Task goal —
The records follow. Filter them to the lines that hold "name".
Supplied data Block Start
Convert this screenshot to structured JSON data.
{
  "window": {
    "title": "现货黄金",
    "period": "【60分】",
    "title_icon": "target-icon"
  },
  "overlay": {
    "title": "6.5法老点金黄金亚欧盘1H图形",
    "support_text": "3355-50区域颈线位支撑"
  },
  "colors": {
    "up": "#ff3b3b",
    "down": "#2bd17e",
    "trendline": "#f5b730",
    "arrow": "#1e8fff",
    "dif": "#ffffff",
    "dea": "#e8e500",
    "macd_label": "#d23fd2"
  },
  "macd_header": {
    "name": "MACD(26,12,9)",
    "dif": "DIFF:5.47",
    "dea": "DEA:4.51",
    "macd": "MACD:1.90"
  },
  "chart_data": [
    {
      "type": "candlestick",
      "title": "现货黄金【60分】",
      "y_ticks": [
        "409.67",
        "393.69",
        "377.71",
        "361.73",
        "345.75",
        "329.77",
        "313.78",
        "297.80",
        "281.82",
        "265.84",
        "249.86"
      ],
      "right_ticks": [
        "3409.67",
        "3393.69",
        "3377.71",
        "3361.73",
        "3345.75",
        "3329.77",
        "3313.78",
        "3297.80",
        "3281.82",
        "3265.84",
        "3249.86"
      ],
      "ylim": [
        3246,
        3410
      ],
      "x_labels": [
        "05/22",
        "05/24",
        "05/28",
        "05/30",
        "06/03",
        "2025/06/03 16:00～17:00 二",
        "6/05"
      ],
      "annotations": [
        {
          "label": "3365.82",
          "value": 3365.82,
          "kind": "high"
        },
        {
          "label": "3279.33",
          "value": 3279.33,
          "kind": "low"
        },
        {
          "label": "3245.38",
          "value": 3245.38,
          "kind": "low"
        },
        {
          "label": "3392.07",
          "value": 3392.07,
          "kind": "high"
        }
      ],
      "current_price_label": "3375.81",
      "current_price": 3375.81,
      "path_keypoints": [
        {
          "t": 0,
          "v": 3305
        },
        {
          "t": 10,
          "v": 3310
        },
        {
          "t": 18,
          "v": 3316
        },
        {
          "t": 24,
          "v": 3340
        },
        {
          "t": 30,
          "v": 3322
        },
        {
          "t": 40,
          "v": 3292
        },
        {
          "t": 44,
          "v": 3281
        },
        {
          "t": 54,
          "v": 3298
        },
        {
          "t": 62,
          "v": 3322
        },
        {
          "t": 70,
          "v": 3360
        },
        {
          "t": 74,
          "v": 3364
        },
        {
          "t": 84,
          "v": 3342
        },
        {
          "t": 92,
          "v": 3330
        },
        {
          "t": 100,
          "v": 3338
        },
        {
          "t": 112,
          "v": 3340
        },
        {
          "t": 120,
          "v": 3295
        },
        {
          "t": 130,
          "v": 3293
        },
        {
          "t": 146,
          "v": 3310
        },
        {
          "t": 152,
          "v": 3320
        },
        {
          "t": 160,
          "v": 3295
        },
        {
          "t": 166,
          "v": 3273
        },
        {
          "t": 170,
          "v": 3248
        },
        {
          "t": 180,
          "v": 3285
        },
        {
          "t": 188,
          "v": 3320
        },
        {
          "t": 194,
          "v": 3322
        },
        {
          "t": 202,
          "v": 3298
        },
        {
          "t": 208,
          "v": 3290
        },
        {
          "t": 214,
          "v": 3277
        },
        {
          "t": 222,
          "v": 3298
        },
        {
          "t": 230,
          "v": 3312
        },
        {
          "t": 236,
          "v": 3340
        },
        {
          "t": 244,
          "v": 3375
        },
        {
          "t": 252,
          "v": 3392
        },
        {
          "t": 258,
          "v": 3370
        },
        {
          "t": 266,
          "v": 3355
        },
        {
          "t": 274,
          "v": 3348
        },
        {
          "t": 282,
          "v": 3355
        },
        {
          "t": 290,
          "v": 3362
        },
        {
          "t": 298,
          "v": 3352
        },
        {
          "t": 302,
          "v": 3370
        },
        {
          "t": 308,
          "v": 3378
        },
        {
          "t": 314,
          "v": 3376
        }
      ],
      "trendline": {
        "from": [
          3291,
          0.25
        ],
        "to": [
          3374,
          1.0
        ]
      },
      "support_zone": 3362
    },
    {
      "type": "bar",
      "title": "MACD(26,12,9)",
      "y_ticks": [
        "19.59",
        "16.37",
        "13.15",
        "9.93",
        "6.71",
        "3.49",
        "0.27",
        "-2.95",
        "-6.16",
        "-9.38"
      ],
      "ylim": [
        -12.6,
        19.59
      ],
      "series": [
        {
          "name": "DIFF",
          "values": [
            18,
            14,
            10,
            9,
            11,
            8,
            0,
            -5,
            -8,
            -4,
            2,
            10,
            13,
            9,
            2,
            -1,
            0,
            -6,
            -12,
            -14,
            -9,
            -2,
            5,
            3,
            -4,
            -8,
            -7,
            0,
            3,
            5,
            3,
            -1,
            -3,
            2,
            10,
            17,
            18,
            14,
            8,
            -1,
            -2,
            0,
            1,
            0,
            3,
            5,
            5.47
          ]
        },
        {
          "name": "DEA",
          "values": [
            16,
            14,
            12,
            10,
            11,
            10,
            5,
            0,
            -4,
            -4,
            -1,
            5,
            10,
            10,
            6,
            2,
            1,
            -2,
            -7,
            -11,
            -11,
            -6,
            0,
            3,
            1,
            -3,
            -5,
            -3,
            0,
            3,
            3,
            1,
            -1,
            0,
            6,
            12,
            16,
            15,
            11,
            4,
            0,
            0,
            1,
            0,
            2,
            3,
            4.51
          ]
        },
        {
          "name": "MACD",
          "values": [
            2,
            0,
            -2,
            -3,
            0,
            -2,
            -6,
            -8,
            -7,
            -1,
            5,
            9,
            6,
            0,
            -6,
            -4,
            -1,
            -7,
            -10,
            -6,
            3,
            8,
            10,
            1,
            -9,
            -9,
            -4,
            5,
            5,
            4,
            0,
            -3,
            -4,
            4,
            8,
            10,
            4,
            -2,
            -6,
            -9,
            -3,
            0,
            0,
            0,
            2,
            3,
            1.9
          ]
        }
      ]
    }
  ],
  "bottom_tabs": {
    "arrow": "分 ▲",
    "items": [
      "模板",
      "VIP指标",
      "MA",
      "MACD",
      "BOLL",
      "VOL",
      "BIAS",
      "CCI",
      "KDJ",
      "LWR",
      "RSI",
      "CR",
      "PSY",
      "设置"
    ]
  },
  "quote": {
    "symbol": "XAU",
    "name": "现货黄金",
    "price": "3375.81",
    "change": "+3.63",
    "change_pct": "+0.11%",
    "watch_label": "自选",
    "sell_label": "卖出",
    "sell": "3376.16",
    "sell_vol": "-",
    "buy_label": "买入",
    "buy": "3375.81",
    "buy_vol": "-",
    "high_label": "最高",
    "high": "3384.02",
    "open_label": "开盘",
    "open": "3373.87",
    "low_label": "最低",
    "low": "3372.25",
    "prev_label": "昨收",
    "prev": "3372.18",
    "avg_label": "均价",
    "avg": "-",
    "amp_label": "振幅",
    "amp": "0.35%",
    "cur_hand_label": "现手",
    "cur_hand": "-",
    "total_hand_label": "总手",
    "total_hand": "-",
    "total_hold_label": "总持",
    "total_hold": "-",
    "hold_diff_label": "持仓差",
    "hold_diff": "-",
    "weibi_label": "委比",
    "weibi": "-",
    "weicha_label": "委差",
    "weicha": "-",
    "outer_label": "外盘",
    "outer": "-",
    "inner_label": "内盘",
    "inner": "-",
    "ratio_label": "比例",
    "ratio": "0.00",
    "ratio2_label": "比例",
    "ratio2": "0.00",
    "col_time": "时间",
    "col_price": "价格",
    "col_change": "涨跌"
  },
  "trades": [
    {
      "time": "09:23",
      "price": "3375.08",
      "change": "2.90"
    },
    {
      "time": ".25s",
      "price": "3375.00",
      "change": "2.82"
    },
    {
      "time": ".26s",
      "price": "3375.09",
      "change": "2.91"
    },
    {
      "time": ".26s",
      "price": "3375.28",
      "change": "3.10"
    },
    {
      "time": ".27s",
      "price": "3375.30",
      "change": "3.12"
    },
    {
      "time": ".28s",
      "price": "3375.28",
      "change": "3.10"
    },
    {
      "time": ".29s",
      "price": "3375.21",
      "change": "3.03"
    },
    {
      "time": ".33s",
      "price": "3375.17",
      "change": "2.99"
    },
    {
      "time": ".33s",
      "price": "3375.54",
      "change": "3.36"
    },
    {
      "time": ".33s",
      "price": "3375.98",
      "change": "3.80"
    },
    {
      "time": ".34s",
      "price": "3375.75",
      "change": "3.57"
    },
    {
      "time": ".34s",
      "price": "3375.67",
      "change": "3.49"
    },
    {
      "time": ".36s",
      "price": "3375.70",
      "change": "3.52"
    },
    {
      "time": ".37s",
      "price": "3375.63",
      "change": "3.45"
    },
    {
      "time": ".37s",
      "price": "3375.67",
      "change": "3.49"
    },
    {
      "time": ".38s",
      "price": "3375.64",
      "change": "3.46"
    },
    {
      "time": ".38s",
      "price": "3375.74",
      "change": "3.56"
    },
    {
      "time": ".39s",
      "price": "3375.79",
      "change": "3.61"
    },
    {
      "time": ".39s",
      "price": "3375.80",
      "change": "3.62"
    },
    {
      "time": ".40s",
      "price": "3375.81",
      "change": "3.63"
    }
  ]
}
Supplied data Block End
Output of the task —
    "name": "MACD(26,12,9)",
          "name": "DIFF",
          "name": "DEA",
          "name": "MACD",
    "name": "现货黄金",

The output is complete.